The concept of self-assessment and treatment came from Ser’s experience in working with Western-trained hospital doctors.
“One of their performance indicators is to reduce the number of readmissions – hospital beds are limited, so they want to reduce the number of people going to hospitals,” he said.
According to the professor, one way to do so is to encourage patients to self-diagnose and manage their own treatments. This concept was then shifted over to TCM.
“They said there’s nothing in the TCM world like that yet – so yes we decided to work on that,” he said.
Ser is part of a team of three at iHealth Innovation, which includes TCM physicians Thum Ching Kuan and Cheng Sim Kim. The trio were awarded an iJam Tier-1 development grant of SG$50,000 (US$36,600) for this project last year.
However, Ser warned that patients who had fallen ill should still see a TCM physician, as the app cannot provide users with a well-rounded diagnosis. PulseTalk is based on two of TCM’s four main diagnosis methods – namely, that of questioning and palpation.
Others too, are sceptical about the product’s ability to provide an accurate diagnosis and solution.
“To date, no product in the market can claim to replace a TCM physician analysis,” said another TCM physician Tan Koon Yaw. Tan noted that the other diagnosis methods – that of listening and smelling, and observation – should be used too.
Nonetheless, Thum believes that PulseTalk will be a simple and easy way for users to try out TCM solutions.
“There’s a trend of TCM getting more and more popular worldwide, as an alternative to western medicine. Now the issue is the lack of awareness of the TCM approach,” said Mr Thum, who is the Executive Director of the company.
He hopes the app will attract middle-aged workers, who may not know as much about TCM as the older generation, by offering them TCM solutions for health problems that persist despite Western medical treatment.
PulseTalk will be released for free download, with a paywall for some of the its advanced features. The features that are to be charged for will be selected on a later date.
The company is also working on improving the accuracy of their pulse reading component – which involves developing and modifying a wrist-based wearable capable of reading pulses. They are currently in the process of securing more investments for the whole project.

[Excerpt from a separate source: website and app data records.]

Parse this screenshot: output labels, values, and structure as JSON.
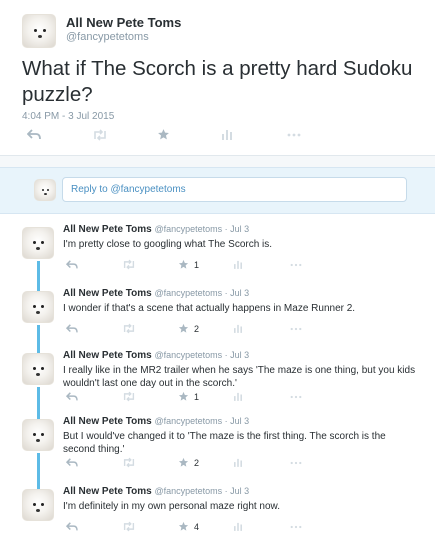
{
  "main_tweet": {
    "name": "All New Pete Toms",
    "handle": "@fancypetetoms",
    "text": "What if The Scorch is a pretty hard Sudoku puzzle?",
    "timestamp": "4:04 PM - 3 Jul 2015"
  },
  "reply_box": {
    "placeholder": "Reply to @fancypetetoms"
  },
  "replies": [
    {
      "name": "All New Pete Toms",
      "meta": "@fancypetetoms · Jul 3",
      "text": "I'm pretty close to googling what The Scorch is.",
      "favorites": "1"
    },
    {
      "name": "All New Pete Toms",
      "meta": "@fancypetetoms · Jul 3",
      "text": "I wonder if that's a scene that actually happens in Maze Runner 2.",
      "favorites": "2"
    },
    {
      "name": "All New Pete Toms",
      "meta": "@fancypetetoms · Jul 3",
      "text": "I really like in the MR2 trailer when he says 'The maze is one thing, but you kids wouldn't last one day out in the scorch.'",
      "favorites": "1"
    },
    {
      "name": "All New Pete Toms",
      "meta": "@fancypetetoms · Jul 3",
      "text": "But I would've changed it to 'The maze is the first thing. The scorch is the second thing.'",
      "favorites": "2"
    },
    {
      "name": "All New Pete Toms",
      "meta": "@fancypetetoms · Jul 3",
      "text": "I'm definitely in my own personal maze right now.",
      "favorites": "4"
    }
  ],
  "icons": [
    "reply-icon",
    "retweet-icon",
    "favorite-icon",
    "stats-icon",
    "more-icon"
  ],
  "colors": {
    "accent": "#5dbbe6",
    "muted": "#aab8c2",
    "reply_bg": "#e8f4fb"
  }
}
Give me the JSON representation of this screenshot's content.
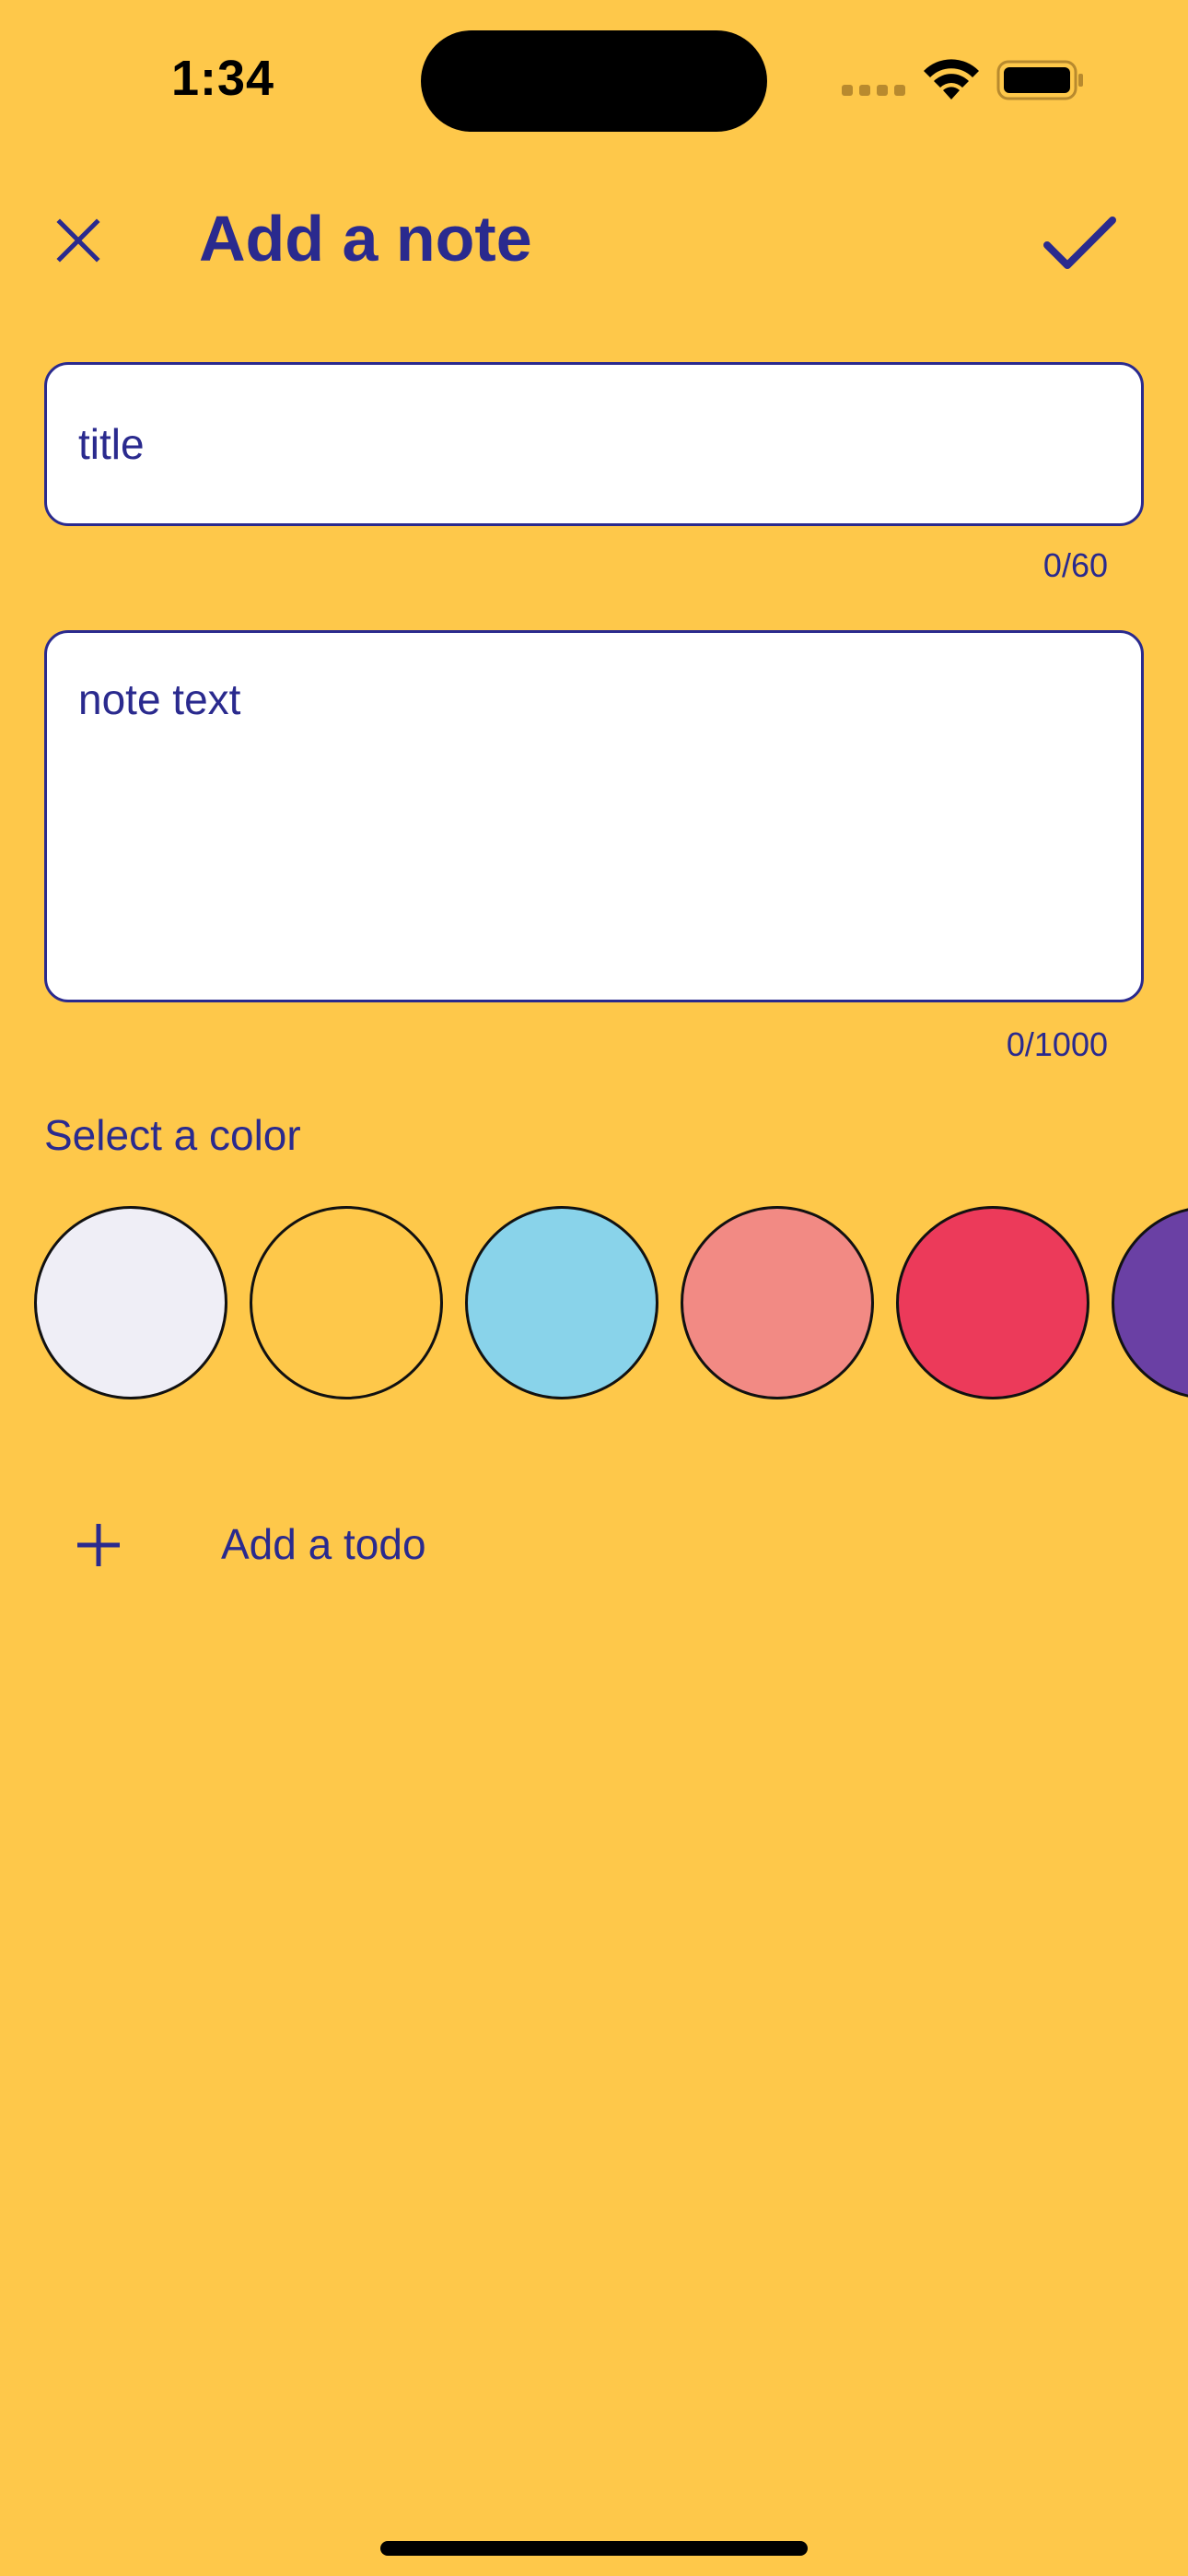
{
  "status_bar": {
    "time": "1:34"
  },
  "header": {
    "title": "Add a note",
    "close_icon": "close-icon",
    "confirm_icon": "checkmark-icon"
  },
  "form": {
    "title_field": {
      "value": "",
      "placeholder": "title",
      "counter": "0/60"
    },
    "note_field": {
      "value": "",
      "placeholder": "note text",
      "counter": "0/1000"
    }
  },
  "color_select": {
    "label": "Select a color",
    "options": [
      {
        "name": "light-lavender",
        "color": "#EFEEF6"
      },
      {
        "name": "yellow",
        "color": "#FEC84A"
      },
      {
        "name": "sky-blue",
        "color": "#89D3EA"
      },
      {
        "name": "salmon",
        "color": "#F28A84"
      },
      {
        "name": "red",
        "color": "#EC3A5A"
      },
      {
        "name": "purple",
        "color": "#6A40A4"
      }
    ]
  },
  "add_todo": {
    "label": "Add a todo",
    "icon": "plus-icon"
  },
  "theme": {
    "background": "#FEC84A",
    "accent": "#2A2A8E"
  }
}
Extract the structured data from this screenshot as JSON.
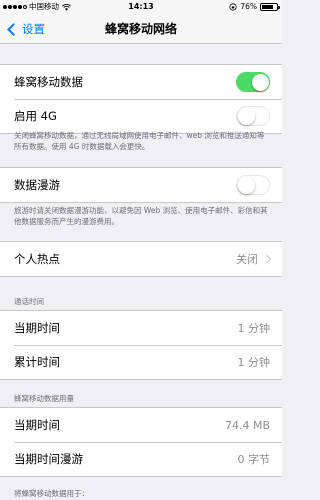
{
  "status_bar": {
    "carrier": "中国移动",
    "time": "14:13",
    "battery_percent": "76%",
    "battery_level": 0.76,
    "signal_bars_filled": 4,
    "signal_bars_total": 5
  },
  "nav": {
    "back_label": "设置",
    "title": "蜂窝移动网络"
  },
  "cellular_data": {
    "label": "蜂窝移动数据",
    "enabled": true
  },
  "enable_4g": {
    "label": "启用 4G",
    "enabled": false
  },
  "footnote_1": "关闭蜂窝移动数据，通过无线局域网使用电子邮件、web 浏览和推送通知等所有数据。使用 4G 时数据载入会更快。",
  "data_roaming": {
    "label": "数据漫游",
    "enabled": false
  },
  "footnote_2": "旅游时请关闭数据漫游功能，以避免因 Web 浏览、使用电子邮件、彩信和其他数据服务而产生的漫游费用。",
  "hotspot": {
    "label": "个人热点",
    "value": "关闭"
  },
  "call_time": {
    "header": "通话时间",
    "current_period_label": "当期时间",
    "current_period_value": "1 分钟",
    "lifetime_label": "累计时间",
    "lifetime_value": "1 分钟"
  },
  "data_usage": {
    "header": "蜂窝移动数据用量",
    "current_period_label": "当期时间",
    "current_period_value": "74.4 MB",
    "roaming_label": "当期时间漫游",
    "roaming_value": "0 字节"
  },
  "use_for_header": "将蜂窝移动数据用于：",
  "colors": {
    "accent": "#007aff",
    "toggle_on": "#4cd964",
    "background": "#efeff4"
  }
}
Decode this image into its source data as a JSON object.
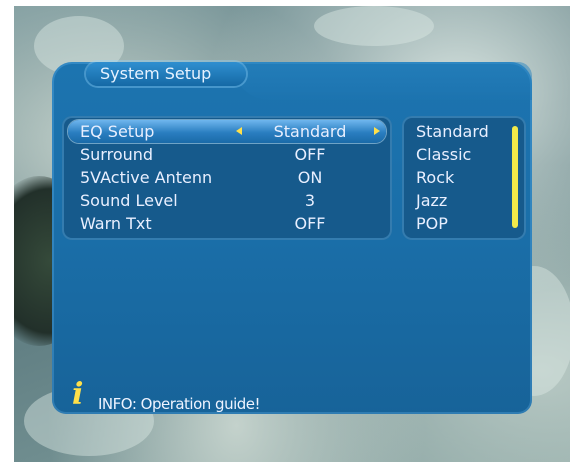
{
  "window": {
    "title": "System Setup"
  },
  "menu": {
    "items": [
      {
        "label": "EQ Setup",
        "value": "Standard",
        "selected": true
      },
      {
        "label": "Surround",
        "value": "OFF"
      },
      {
        "label": "5VActive Antenn",
        "value": "ON"
      },
      {
        "label": "Sound Level",
        "value": "3"
      },
      {
        "label": "Warn Txt",
        "value": "OFF"
      }
    ]
  },
  "options": {
    "items": [
      "Standard",
      "Classic",
      "Rock",
      "Jazz",
      "POP"
    ]
  },
  "info": {
    "icon": "info-i-icon",
    "glyph": "i",
    "text": "INFO: Operation guide!"
  },
  "colors": {
    "panel": "#1a6ea8",
    "highlight": "#2a7ec0",
    "accent": "#ffe04a",
    "text": "#e8efff"
  }
}
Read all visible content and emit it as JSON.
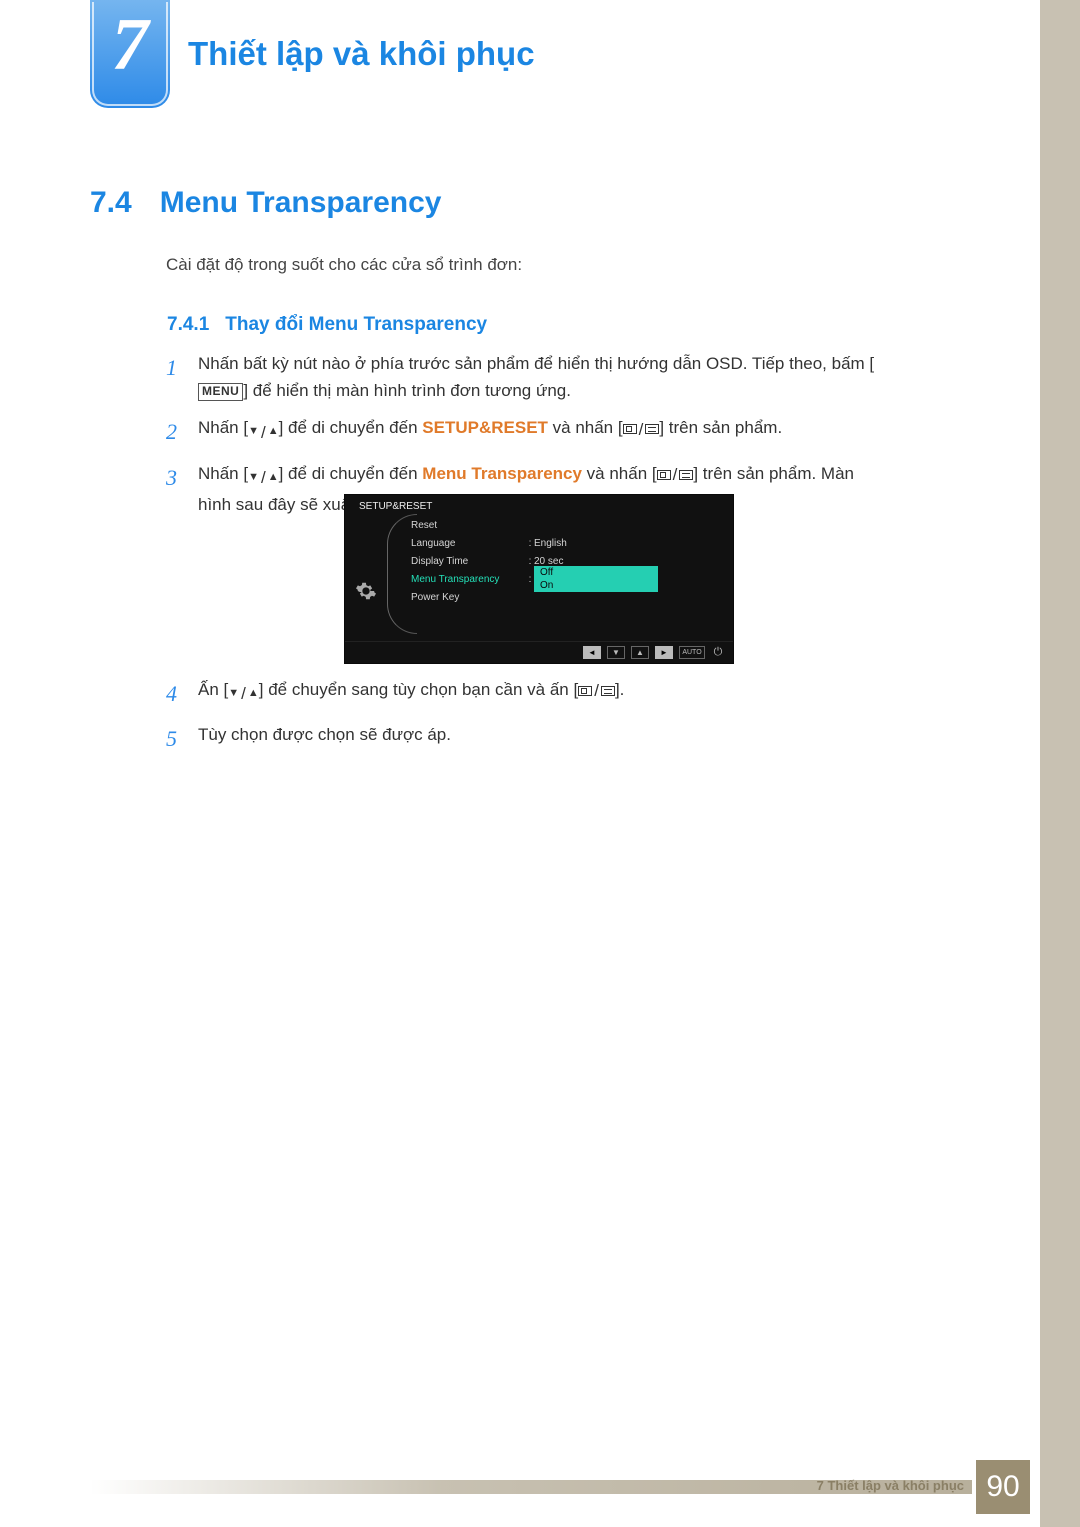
{
  "chapter": {
    "number": "7",
    "title": "Thiết lập và khôi phục"
  },
  "section": {
    "number": "7.4",
    "title": "Menu Transparency",
    "intro": "Cài đặt độ trong suốt cho các cửa sổ trình đơn:"
  },
  "subsection": {
    "number": "7.4.1",
    "title": "Thay đổi Menu Transparency"
  },
  "steps": {
    "s1_a": "Nhấn bất kỳ nút nào ở phía trước sản phẩm để hiển thị hướng dẫn OSD. Tiếp theo, bấm [",
    "s1_menu": "MENU",
    "s1_b": "] để hiển thị màn hình trình đơn tương ứng.",
    "s2_a": "Nhấn [",
    "s2_b": "] để di chuyển đến ",
    "s2_kw": "SETUP&RESET",
    "s2_c": " và nhấn [",
    "s2_d": "] trên sản phẩm.",
    "s3_a": "Nhấn [",
    "s3_b": "] để di chuyển đến ",
    "s3_kw": "Menu Transparency",
    "s3_c": " và nhấn [",
    "s3_d": "] trên sản phẩm. Màn hình sau đây sẽ xuất hiện.",
    "s4_a": "Ấn [",
    "s4_b": "] để chuyển sang tùy chọn bạn cần và ấn [",
    "s4_c": "].",
    "s5": "Tùy chọn được chọn sẽ được áp."
  },
  "osd": {
    "title": "SETUP&RESET",
    "rows": {
      "reset": "Reset",
      "language": "Language",
      "language_val": "English",
      "display_time": "Display Time",
      "display_time_val": "20 sec",
      "menu_transparency": "Menu Transparency",
      "opt_off": "Off",
      "opt_on": "On",
      "power_key": "Power Key"
    },
    "footer_auto": "AUTO"
  },
  "footer": {
    "text": "7 Thiết lập và khôi phục",
    "page": "90"
  }
}
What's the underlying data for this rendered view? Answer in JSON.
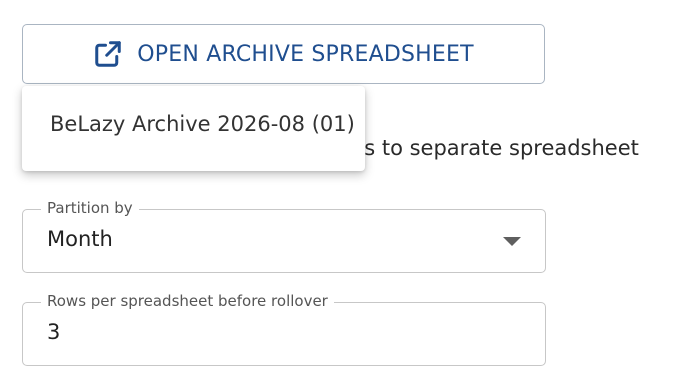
{
  "open_button": {
    "label": "OPEN ARCHIVE SPREADSHEET",
    "icon": "open-in-new-icon",
    "color": "#1f4e8f"
  },
  "menu": {
    "items": [
      {
        "label": "BeLazy Archive 2026-08 (01)"
      }
    ]
  },
  "checkbox": {
    "label_visible_fragment": "ts to separate spreadsheet",
    "checked": false
  },
  "partition_field": {
    "legend": "Partition by",
    "value": "Month"
  },
  "rows_field": {
    "legend": "Rows per spreadsheet before rollover",
    "value": "3"
  }
}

Copyright: zhoushihua / 123RF Stock Photo
The post This Singaporean app wants to keep you healthy through Traditional Chinese Medicine appeared first on e27.
from e27 http://ift.tt/2dfKrDa